Children swallow the most money
exp. Dr. Meltem Gülşan pointed out that foreign bodies ingested by mouth cause severe morbidity and mortality by entering the respiratory tract and stated that these cases need urgent evaluation. dr.
Gülşan noted that the most commonly swallowed foreign objects in children who ingest foreign objects are money, toys, magnets and batteries. Gülşan said, “While ingestion of fish bones is common in Far Eastern countries, ingestion of safety pins, pins and money is more common in our country. While soft-tipped foreign objects are not a problem, sharp objects cause serious problems. most foreign bodies (about 80 percent) pass easily through the digestive tract, 20% are trapped in the anatomical transition regions of the digestive system Upper, middle, and lower stenosis of the esophagus, pylorus, ileocecal valve, and rectosigmoid colon are anatomical areas of stenosis. curtain, ring, malignancy or eosinophilic esophagitis in the esophageal strictures due to strictures causing obstructions such as a foreign body in the digestive system even after daily feeding. The use of endoscopic interventions in childhood also makes it possible to remove swallowed objects non-surgically .
While the endoscopic method is used in 10-20%, less than 1 percent of the surgical procedure is needed. The complaints of children who ingest a foreign body on first admission are a feeling of blockage in the digestive system, drooling from the mouth, coughing, vomiting, bloody saliva, refusal to eat, pain (in the neck, chest or abdomen) and breathing problems. fear. While ingested foreign objects vary by country and region, coins, toys, magnets, and batteries usually come first. Most cases of pin ingestion are young girls over 10 years old wearing a headscarf. The reason for this has been reported as taking a deep breath or accidentally swallowing as a result of laughing while using a pin to connect the ends of the headscarf. Similarly, the reason for pin ingestion in children under the age of five is thought to be the accidental ingestion of pins attached to baby clothes for various purposes.
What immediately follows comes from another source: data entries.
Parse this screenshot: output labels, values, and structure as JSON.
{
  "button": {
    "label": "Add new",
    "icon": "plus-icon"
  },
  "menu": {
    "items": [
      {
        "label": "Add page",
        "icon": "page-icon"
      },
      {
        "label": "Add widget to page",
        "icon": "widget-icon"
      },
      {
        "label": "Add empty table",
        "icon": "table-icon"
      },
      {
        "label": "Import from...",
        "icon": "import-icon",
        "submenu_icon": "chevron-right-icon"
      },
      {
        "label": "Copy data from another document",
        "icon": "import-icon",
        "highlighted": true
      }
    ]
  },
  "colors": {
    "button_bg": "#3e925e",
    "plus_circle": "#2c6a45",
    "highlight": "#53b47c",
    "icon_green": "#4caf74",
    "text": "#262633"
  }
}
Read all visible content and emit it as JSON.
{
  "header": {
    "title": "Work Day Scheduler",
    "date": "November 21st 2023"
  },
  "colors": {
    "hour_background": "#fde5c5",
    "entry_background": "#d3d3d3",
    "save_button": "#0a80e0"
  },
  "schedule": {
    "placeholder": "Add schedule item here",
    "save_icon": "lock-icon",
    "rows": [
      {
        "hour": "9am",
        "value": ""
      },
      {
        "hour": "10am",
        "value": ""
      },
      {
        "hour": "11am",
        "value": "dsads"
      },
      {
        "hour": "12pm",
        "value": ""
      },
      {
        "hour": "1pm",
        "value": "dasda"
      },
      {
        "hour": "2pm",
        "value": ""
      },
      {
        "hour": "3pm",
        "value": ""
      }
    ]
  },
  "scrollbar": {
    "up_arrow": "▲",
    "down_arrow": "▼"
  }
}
When we look at the areas where foreign bodies get trapped in the digestive system, we see that the esophagus and especially the upper part of the esophagus comes first. In many studies, the upper anatomical region, also known as the cervical esophagus, is the most commonly reported site for foreign body insertion. The importance of the esophagus is that pressing objects such as coins can cause necrosis after four to six hours. Ingested foreign bodies are detected in the stomach at the second frequency. A foreign body that can pose a danger in the stomach and digestive system is the battery. The reason for this is that alkaline batteries cause local erosion of the mucous membranes of the digestive system and sometimes systemic poisoning symptoms, depending on their content.
Magnets are also foreign objects that require urgent removal, especially if swallowed in large numbers, as they stick together and cause tissue necrosis. Foreign bodies detected in the duodenum usually leave the digestive system without problems. Foreign objects can be removed endoscopically, depending on their location. Anesthesia is applied to the majority of children during the endoscopy procedure. Mild sedation recommended during the endoscopy procedure in the adult age group is often sufficient. While there are centers that use different techniques and tools to remove foreign objects, the most commonly used method is endoscopy, and auxiliary tools are tweezers, traps, and baskets. As a result, ingestion of foreign objects during childhood, especially in the under five years, is a major public health problem worldwide. To prevent cases of ingestion of foreign objects and associated more serious problems, parents should be educated and precautions should be taken in places where children play.